He was promptly brought a bipartisan deal, which combined increased border security with a pathway to legal status for the so-called Dreamers. He rejected it.
He was then brought a second bipartisan deal with even more support. He rejected that.
Clearly the president isn’t interested a solution. He lied — as usual.
The Sun reports that, as a freshman parliamentarian, Jeremy Corbyn was targeted for recruitment by the Czech secret police in 1986 and met at least three times with an intelligence officer posing as a diplomat.
Corbyn says he never knowingly consorted with an East Bloc agent, but John Schindler, an intelligence expert, points out that only one year before the Labour politician was approached, Britain had expelled 25 Soviet “diplomats” who were really KGB officers “and the high-profile case got nonstop coverage in the British media.”
For Corbyn not to have considered the possibility he might be meeting with a spy would have been incredibly naive.
Moreover, Czech human rights abuses under communism were well-known even at the time.

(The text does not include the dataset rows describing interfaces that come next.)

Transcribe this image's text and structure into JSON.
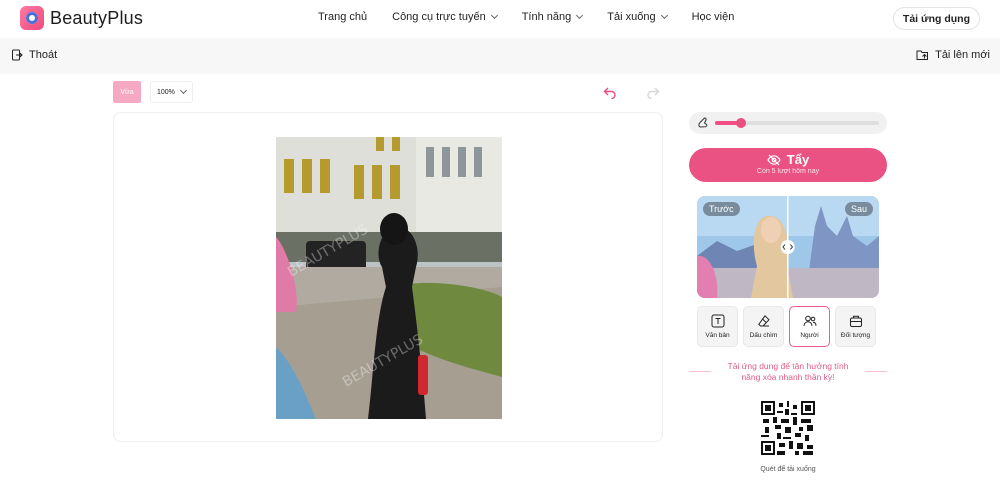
{
  "brand": {
    "name": "BeautyPlus"
  },
  "nav": {
    "items": [
      {
        "label": "Trang chủ",
        "dropdown": false
      },
      {
        "label": "Công cụ trực tuyến",
        "dropdown": true
      },
      {
        "label": "Tính năng",
        "dropdown": true
      },
      {
        "label": "Tải xuống",
        "dropdown": true
      },
      {
        "label": "Học viện",
        "dropdown": false
      }
    ],
    "get_app": "Tải ứng dụng"
  },
  "subbar": {
    "exit": "Thoát",
    "upload_new": "Tải lên mới"
  },
  "toolbar": {
    "fit": "Vừa",
    "zoom": "100%"
  },
  "photo": {
    "watermark": "BEAUTYPLUS"
  },
  "panel": {
    "brush_size_fraction": 0.16,
    "erase": {
      "title": "Tẩy",
      "remaining": "Còn 5 lượt hôm nay"
    },
    "compare": {
      "before": "Trước",
      "after": "Sau"
    },
    "tools": [
      {
        "label": "Văn bản",
        "icon": "text-icon",
        "active": false
      },
      {
        "label": "Dấu chìm",
        "icon": "eraser-icon",
        "active": false
      },
      {
        "label": "Người",
        "icon": "people-icon",
        "active": true
      },
      {
        "label": "Đối tượng",
        "icon": "object-icon",
        "active": false
      }
    ],
    "promo": "Tải ứng dụng để tận hưởng tính năng xóa nhanh thần kỳ!",
    "qr_caption": "Quét để tải xuống"
  },
  "colors": {
    "accent": "#ea5283",
    "accent_light": "#f7a8c2"
  }
}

What was Corbyn thinking?
Corbyn, I’m sure, will argue it’s important to hear both sides. That’s what he said when he was asked to defend inviting Hamas and Hezbollah representatives to London in 2009. Except he never invited or met with Israeli representatives, just as he didn’t seek meetings with American officials during the Cold War.
Corbyn has a long history of instinctively siding with enemies of his country and the West, from Irish republican terrorists to Fidel Castro to Hugo Chávez to Muammar Gaddafi. Michael J. Totten wrote a good overview in The Atlantic last year. That’s what makes the Czech spy story, despite coming from the notoriously sensationalist The Sun, so believable. Read more “Corbyn’s Spy Career, Catalan Language War”
As I predicted it would, Britain has given into European demand on the Northern Irish border in order to secure an exit deal on Friday that paves the way for talks about the kingdom’s post-Brexit trade relations with the EU.
In the absence of an innovative solution, Britain is now committed to maintain “full alignment with those rules of the internal market and the customs union which, now or in the future, support north-south cooperation, the all-island economy and the protection of the 1998 Agreement” that brought peace to Northern Ireland.